WHAT IS EXPECTED —
Only the lines with the string "note" are needed; return each of them from the entries below.
====
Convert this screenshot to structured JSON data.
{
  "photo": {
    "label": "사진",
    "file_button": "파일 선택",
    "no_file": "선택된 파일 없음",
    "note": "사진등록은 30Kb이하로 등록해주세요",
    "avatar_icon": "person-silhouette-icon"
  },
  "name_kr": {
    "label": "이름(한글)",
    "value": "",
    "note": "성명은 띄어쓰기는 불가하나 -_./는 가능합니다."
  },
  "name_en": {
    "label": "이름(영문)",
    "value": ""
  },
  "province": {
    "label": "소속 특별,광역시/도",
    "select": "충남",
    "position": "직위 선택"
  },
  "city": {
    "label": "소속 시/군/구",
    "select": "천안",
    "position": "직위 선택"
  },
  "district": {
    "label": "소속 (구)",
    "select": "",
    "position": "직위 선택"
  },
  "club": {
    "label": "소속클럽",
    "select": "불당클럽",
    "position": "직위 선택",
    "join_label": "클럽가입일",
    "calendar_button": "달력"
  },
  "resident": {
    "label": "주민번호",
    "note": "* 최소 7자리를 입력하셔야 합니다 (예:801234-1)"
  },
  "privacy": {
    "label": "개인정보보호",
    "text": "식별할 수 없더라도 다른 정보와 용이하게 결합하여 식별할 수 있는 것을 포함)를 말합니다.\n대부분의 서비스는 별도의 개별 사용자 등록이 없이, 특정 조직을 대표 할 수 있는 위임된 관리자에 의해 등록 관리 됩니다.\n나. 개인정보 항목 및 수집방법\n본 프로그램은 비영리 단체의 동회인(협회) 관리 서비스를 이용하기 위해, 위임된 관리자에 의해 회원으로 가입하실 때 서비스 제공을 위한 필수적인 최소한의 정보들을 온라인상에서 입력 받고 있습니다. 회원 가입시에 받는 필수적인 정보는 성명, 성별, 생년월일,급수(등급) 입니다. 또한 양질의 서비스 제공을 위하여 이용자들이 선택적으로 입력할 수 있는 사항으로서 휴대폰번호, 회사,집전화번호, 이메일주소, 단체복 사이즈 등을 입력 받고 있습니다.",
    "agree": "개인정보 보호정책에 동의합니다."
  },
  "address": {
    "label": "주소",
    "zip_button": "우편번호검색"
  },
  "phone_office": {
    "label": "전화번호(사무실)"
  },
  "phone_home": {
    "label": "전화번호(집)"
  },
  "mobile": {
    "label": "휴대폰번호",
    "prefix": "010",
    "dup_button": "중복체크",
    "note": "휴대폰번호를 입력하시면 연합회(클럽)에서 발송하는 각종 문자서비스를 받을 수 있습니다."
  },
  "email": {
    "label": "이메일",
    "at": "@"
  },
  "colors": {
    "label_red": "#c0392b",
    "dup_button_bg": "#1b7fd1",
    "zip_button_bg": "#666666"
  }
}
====
EXERCISE RESPONSE —
    "note": "사진등록은 30Kb이하로 등록해주세요",
    "note": "성명은 띄어쓰기는 불가하나 -_./는 가능합니다."
    "note": "* 최소 7자리를 입력하셔야 합니다 (예:801234-1)"
    "note": "휴대폰번호를 입력하시면 연합회(클럽)에서 발송하는 각종 문자서비스를 받을 수 있습니다."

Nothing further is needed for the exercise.